- **PROBLEM**
Copy each line of the material beneath that holds the word "icon".

- **ENTRIES SHOWN**
+++

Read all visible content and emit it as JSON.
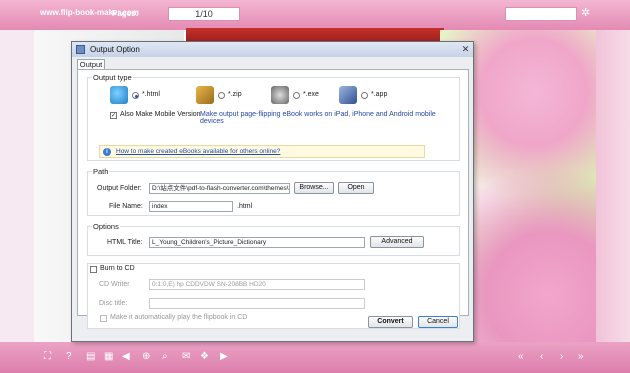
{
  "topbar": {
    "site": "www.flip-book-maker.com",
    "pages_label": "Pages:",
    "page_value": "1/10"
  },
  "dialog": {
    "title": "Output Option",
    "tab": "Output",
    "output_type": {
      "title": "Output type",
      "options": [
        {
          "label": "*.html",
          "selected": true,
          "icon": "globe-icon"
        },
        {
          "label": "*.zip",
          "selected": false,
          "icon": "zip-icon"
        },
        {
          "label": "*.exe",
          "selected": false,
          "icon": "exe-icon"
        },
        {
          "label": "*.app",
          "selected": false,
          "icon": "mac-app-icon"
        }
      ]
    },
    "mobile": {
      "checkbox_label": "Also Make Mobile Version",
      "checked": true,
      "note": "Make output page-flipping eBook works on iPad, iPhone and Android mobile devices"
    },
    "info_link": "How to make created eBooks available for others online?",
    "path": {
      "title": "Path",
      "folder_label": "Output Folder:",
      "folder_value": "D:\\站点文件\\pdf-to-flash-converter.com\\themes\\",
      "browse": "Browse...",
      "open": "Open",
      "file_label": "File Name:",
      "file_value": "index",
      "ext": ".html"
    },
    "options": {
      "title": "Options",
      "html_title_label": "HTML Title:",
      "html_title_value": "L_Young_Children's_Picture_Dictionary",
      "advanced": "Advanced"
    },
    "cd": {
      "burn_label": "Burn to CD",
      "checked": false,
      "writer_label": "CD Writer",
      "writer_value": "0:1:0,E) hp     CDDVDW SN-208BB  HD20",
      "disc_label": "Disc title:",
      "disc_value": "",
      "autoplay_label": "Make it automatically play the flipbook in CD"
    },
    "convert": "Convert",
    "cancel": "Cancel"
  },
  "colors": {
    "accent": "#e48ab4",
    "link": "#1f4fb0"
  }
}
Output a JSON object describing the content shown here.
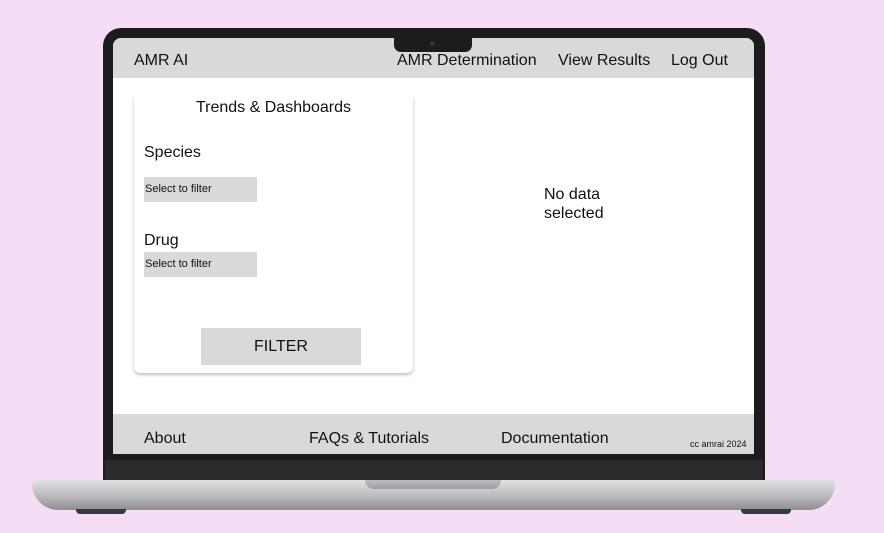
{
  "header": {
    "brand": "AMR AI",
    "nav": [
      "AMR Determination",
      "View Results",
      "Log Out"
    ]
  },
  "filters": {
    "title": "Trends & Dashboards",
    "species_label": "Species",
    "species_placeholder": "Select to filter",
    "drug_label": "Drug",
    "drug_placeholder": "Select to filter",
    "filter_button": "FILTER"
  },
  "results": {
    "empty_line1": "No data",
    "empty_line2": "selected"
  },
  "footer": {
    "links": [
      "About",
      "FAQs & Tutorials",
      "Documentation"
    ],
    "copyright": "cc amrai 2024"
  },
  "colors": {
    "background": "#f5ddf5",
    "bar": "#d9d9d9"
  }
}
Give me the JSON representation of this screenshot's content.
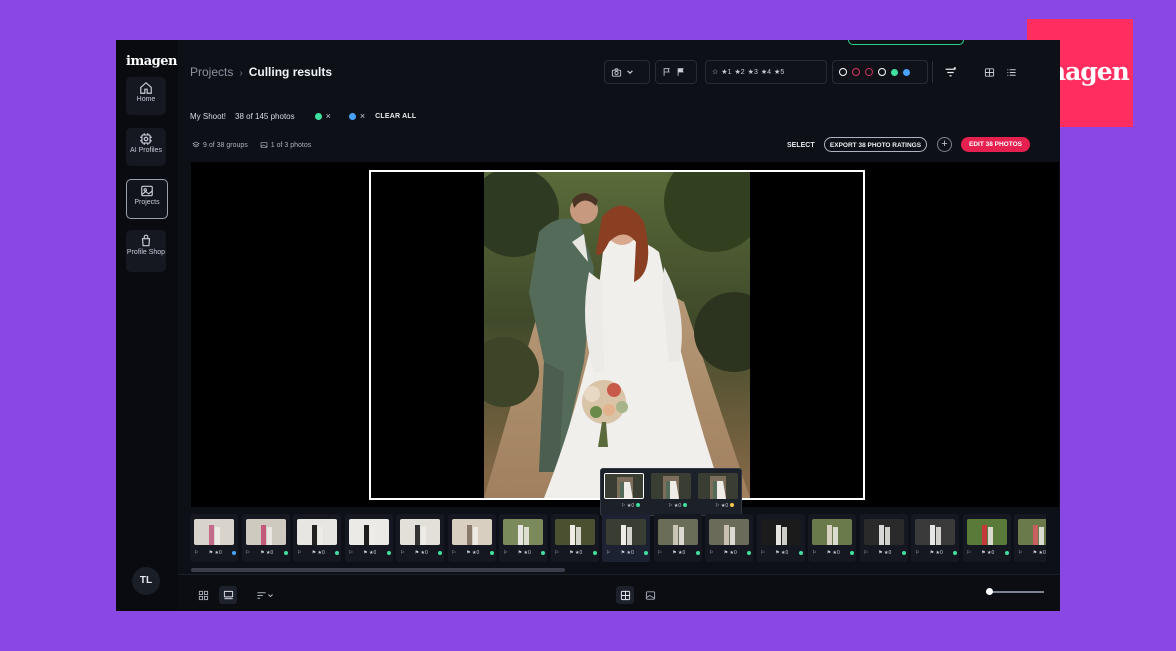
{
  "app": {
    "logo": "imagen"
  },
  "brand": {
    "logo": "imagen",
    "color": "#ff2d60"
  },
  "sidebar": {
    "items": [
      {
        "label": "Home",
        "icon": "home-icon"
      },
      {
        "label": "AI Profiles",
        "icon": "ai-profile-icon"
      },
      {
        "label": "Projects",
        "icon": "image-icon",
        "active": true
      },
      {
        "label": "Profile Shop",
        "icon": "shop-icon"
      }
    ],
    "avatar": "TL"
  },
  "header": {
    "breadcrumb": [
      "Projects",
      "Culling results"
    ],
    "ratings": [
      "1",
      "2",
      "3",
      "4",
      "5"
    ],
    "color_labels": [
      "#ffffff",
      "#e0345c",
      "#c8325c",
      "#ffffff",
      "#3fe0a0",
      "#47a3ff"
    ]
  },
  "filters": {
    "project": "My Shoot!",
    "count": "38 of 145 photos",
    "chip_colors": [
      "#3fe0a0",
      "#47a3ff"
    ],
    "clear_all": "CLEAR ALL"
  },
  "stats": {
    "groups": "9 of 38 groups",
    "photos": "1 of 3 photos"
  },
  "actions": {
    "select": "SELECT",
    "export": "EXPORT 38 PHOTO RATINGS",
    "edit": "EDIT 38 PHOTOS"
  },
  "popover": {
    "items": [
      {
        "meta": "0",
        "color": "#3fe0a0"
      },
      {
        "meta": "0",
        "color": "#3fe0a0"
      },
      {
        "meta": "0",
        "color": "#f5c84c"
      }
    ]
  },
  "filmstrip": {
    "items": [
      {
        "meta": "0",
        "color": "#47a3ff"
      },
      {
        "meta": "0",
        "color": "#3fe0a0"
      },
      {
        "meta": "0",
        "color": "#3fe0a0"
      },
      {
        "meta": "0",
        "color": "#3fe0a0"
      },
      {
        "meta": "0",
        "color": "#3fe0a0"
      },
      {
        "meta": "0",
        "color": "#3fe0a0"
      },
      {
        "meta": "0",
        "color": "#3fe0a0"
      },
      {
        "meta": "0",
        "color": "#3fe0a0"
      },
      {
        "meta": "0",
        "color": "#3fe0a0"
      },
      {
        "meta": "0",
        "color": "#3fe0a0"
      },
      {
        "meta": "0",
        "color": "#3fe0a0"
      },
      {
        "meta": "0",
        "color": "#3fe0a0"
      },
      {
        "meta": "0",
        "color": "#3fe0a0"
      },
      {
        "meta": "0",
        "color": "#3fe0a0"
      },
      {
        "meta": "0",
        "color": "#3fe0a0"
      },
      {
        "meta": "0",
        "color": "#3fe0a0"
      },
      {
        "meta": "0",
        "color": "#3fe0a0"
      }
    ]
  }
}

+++

- **WRITTEN SOLUTION**
          "icon": "globe-icon"
          "icon": "zip-icon"
          "icon": "exe-icon"
          "icon": "mac-app-icon"
        "icon": "home-icon"
        "icon": "ai-profile-icon"
        "icon": "image-icon",
        "icon": "shop-icon"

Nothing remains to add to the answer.